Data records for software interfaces
+---+

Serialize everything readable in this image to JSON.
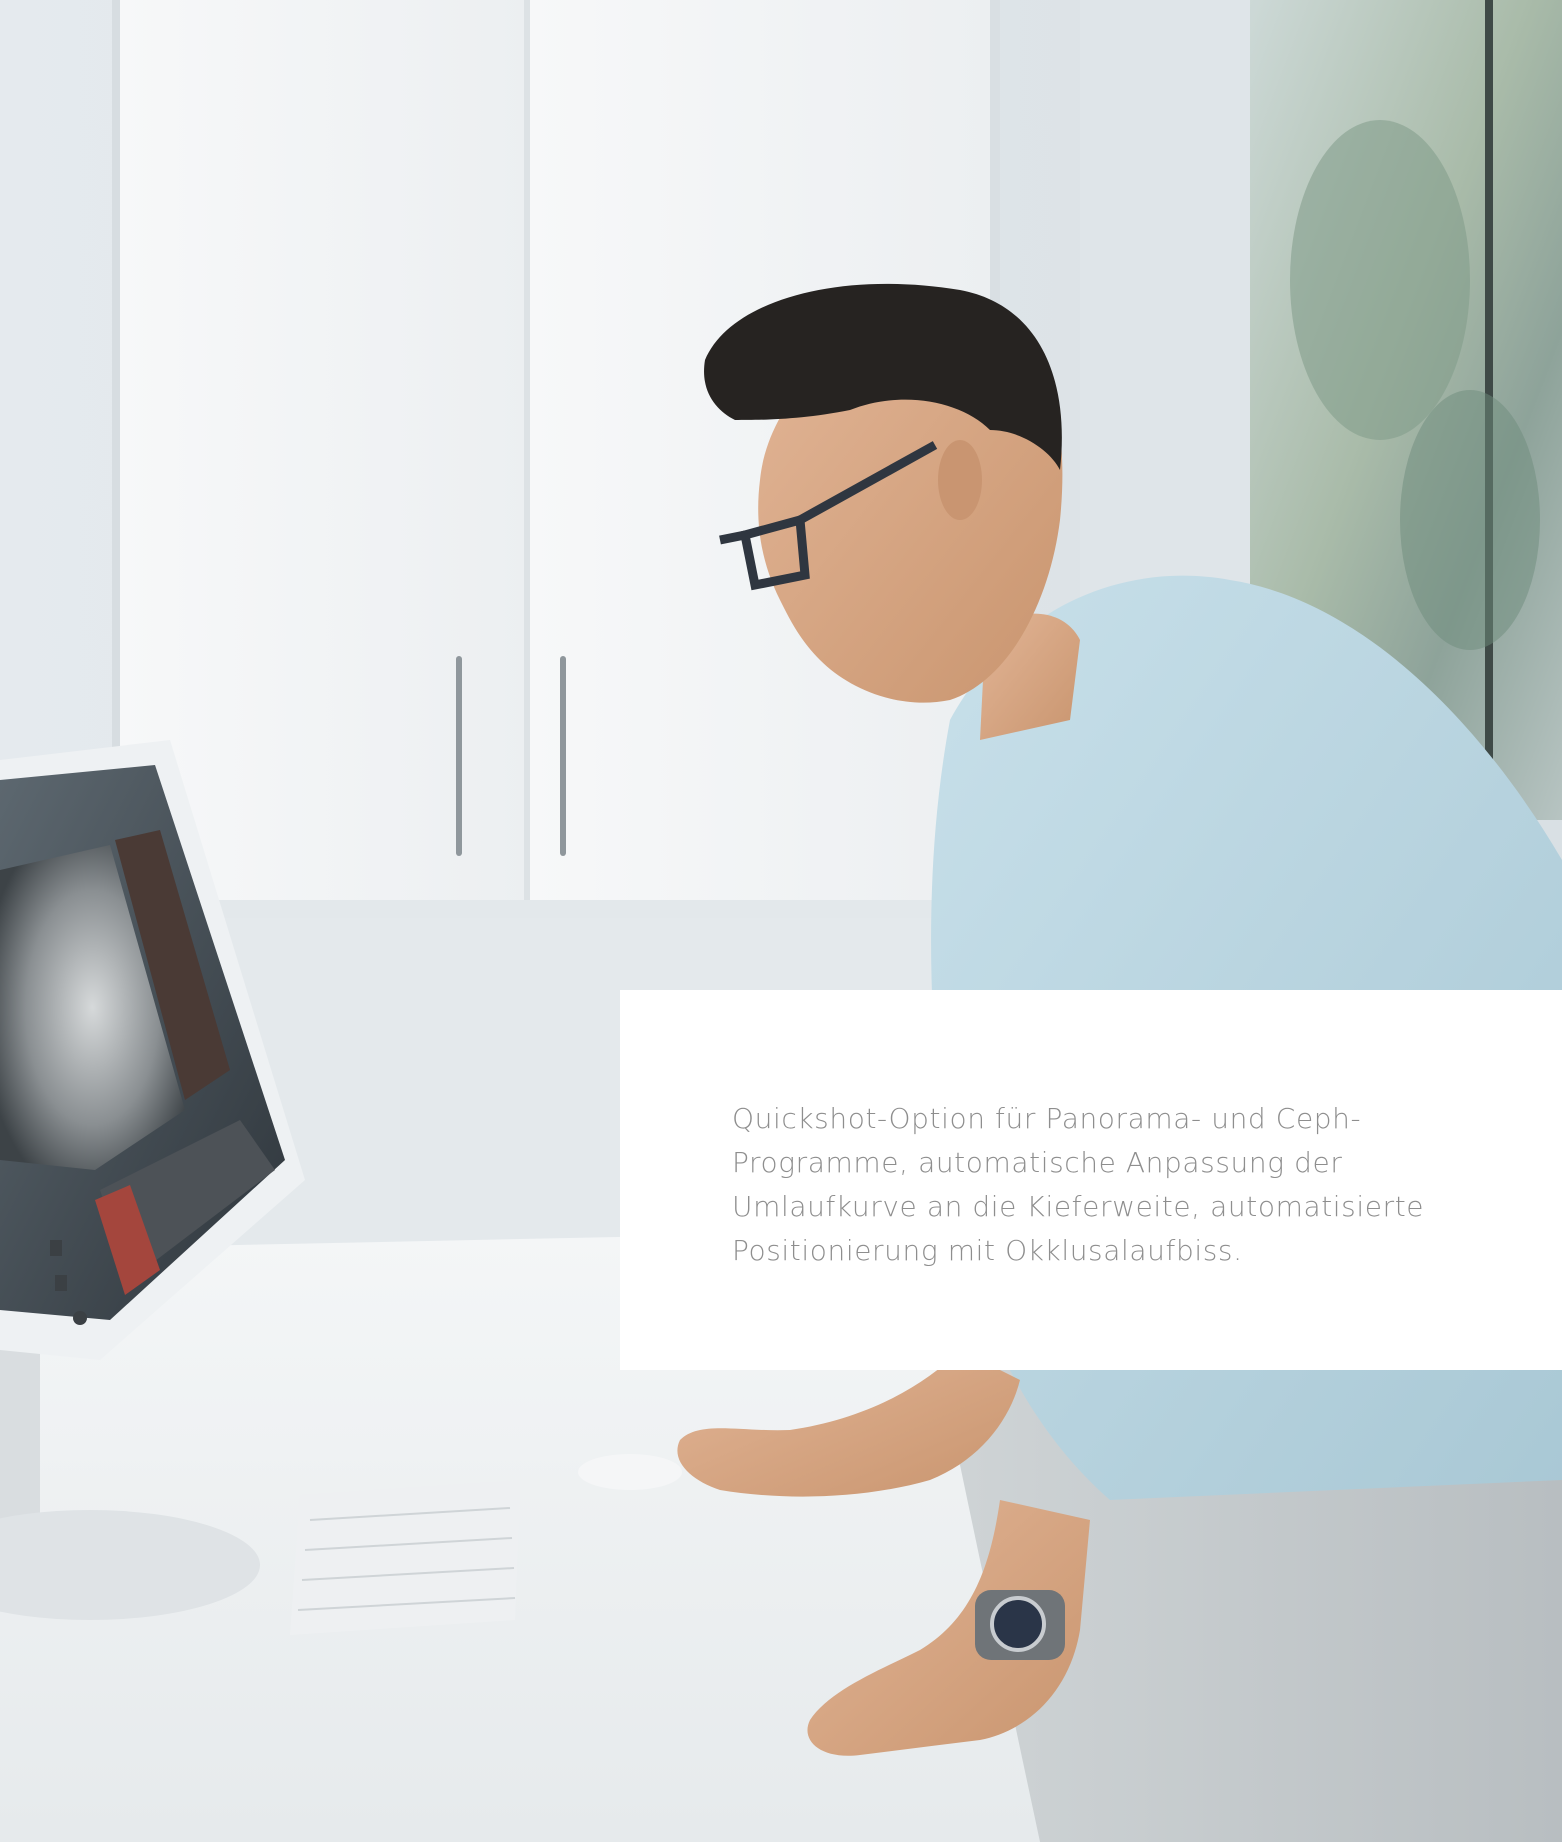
{
  "caption": {
    "lines": [
      "Quickshot-Option für Panorama- und Ceph-",
      "Programme, automatische Anpassung der",
      "Umlaufkurve an die Kieferweite, automatisierte",
      "Positionierung mit Okklusalaufbiss."
    ]
  },
  "colors": {
    "caption_text": "#8e8e8e",
    "panel_background": "#ffffff",
    "shirt": "#bcd7e2",
    "cabinet": "#f3f5f6"
  }
}
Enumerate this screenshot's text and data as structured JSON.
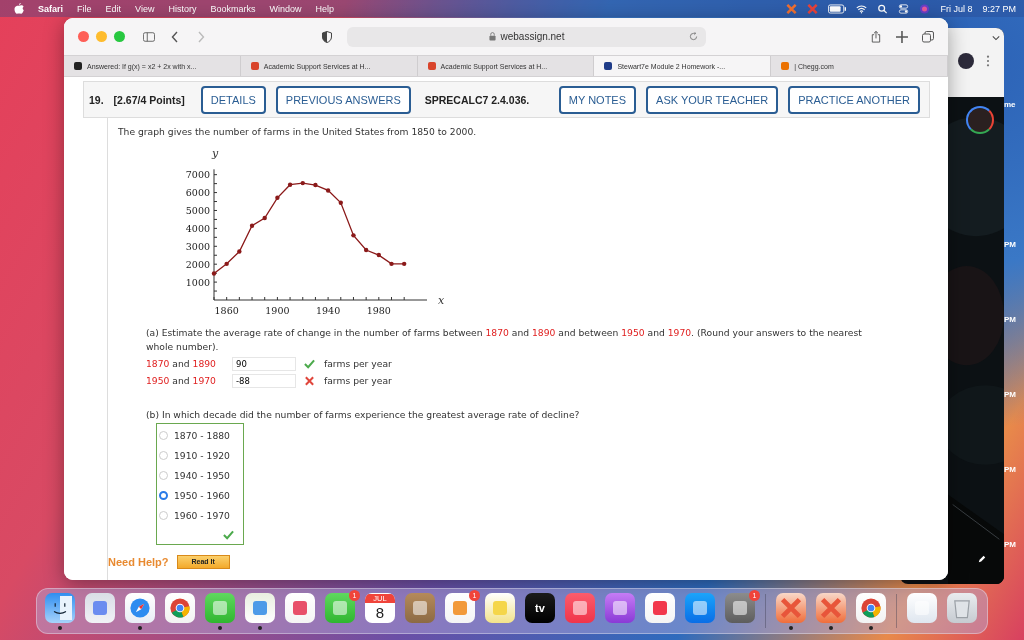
{
  "menu_bar": {
    "app": "Safari",
    "menus": [
      "File",
      "Edit",
      "View",
      "History",
      "Bookmarks",
      "Window",
      "Help"
    ],
    "date": "Fri Jul 8",
    "time": "9:27 PM"
  },
  "desktop_labels": [
    "me",
    "PM",
    "PM",
    "PM",
    "PM",
    "PM"
  ],
  "browser": {
    "address": "webassign.net",
    "tabs": [
      {
        "title": "Answered: If g(x) = x2 + 2x with x...",
        "selected": false,
        "color": "#222222"
      },
      {
        "title": "Academic Support Services at H...",
        "selected": false,
        "color": "#d9442b"
      },
      {
        "title": "Academic Support Services at H...",
        "selected": false,
        "color": "#d9442b"
      },
      {
        "title": "Stewart7e Module 2 Homework -...",
        "selected": true,
        "color": "#1f3c88"
      },
      {
        "title": "| Chegg.com",
        "selected": false,
        "color": "#eb7100"
      }
    ]
  },
  "question": {
    "number": "19.",
    "points": "[2.67/4 Points]",
    "code": "SPRECALC7 2.4.036.",
    "left_buttons": [
      "DETAILS",
      "PREVIOUS ANSWERS"
    ],
    "right_buttons": [
      "MY NOTES",
      "ASK YOUR TEACHER",
      "PRACTICE ANOTHER"
    ],
    "intro": "The graph gives the number of farms in the United States from 1850 to 2000.",
    "chart_data": {
      "type": "line",
      "xlabel": "x",
      "ylabel": "y",
      "x": [
        1850,
        1860,
        1870,
        1880,
        1890,
        1900,
        1910,
        1920,
        1930,
        1940,
        1950,
        1960,
        1970,
        1980,
        1990,
        2000
      ],
      "series": [
        {
          "color": "#8b1a1a",
          "values": [
            1480,
            2020,
            2710,
            4150,
            4580,
            5710,
            6440,
            6530,
            6420,
            6120,
            5430,
            3610,
            2790,
            2510,
            2020,
            2020
          ]
        }
      ],
      "xlim": [
        1850,
        2018
      ],
      "ylim": [
        0,
        7300
      ],
      "xticks": [
        1860,
        1900,
        1940,
        1980
      ],
      "yticks": [
        1000,
        2000,
        3000,
        4000,
        5000,
        6000,
        7000
      ]
    },
    "part_a": {
      "prompt": [
        {
          "text": "(a) Estimate the average rate of change in the number of farms between ",
          "highlight": false
        },
        {
          "text": "1870",
          "highlight": true
        },
        {
          "text": " and ",
          "highlight": false
        },
        {
          "text": "1890",
          "highlight": true
        },
        {
          "text": " and between ",
          "highlight": false
        },
        {
          "text": "1950",
          "highlight": true
        },
        {
          "text": " and ",
          "highlight": false
        },
        {
          "text": "1970",
          "highlight": true
        },
        {
          "text": ". (Round your answers to the nearest whole number).",
          "highlight": false
        }
      ],
      "answers": [
        {
          "from": "1870",
          "joiner": "and",
          "to": "1890",
          "value": "90",
          "correct": true,
          "unit": "farms per year"
        },
        {
          "from": "1950",
          "joiner": "and",
          "to": "1970",
          "value": "-88",
          "correct": false,
          "unit": "farms per year"
        }
      ]
    },
    "part_b": {
      "prompt": "(b) In which decade did the number of farms experience the greatest average rate of decline?",
      "correct": true,
      "options": [
        {
          "label": "1870 - 1880",
          "selected": false
        },
        {
          "label": "1910 - 1920",
          "selected": false
        },
        {
          "label": "1940 - 1950",
          "selected": false
        },
        {
          "label": "1950 - 1960",
          "selected": true
        },
        {
          "label": "1960 - 1970",
          "selected": false
        }
      ]
    },
    "help": {
      "label": "Need Help?",
      "button": "Read It"
    }
  },
  "dock": [
    {
      "kind": "finder",
      "running": true
    },
    {
      "kind": "launchpad",
      "running": false
    },
    {
      "kind": "safari",
      "running": true
    },
    {
      "kind": "chrome",
      "running": false
    },
    {
      "kind": "messages",
      "running": true
    },
    {
      "kind": "maps",
      "running": true
    },
    {
      "kind": "photos",
      "running": false
    },
    {
      "kind": "facetime",
      "running": false,
      "badge": "1"
    },
    {
      "kind": "calendar",
      "running": false,
      "month": "JUL",
      "day": "8"
    },
    {
      "kind": "contacts",
      "running": false
    },
    {
      "kind": "reminders",
      "running": false,
      "badge": "1"
    },
    {
      "kind": "notes",
      "running": false
    },
    {
      "kind": "tv",
      "running": false,
      "label": "tv"
    },
    {
      "kind": "music",
      "running": false
    },
    {
      "kind": "podcasts",
      "running": false
    },
    {
      "kind": "news",
      "running": false
    },
    {
      "kind": "appstore",
      "running": false
    },
    {
      "kind": "settings",
      "running": false,
      "badge": "1"
    },
    {
      "kind": "separator"
    },
    {
      "kind": "xapp",
      "running": true
    },
    {
      "kind": "xapp",
      "running": true
    },
    {
      "kind": "chrome",
      "running": true
    },
    {
      "kind": "separator"
    },
    {
      "kind": "document",
      "running": false
    },
    {
      "kind": "trash",
      "running": false
    }
  ]
}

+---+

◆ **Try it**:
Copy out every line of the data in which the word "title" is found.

◆ **Response to the exercise**:
        "title": "Answered: If g(x) = x2 + 2x with x...",
        "title": "Academic Support Services at H...",
        "title": "Academic Support Services at H...",
        "title": "Stewart7e Module 2 Homework -...",
        "title": "| Chegg.com",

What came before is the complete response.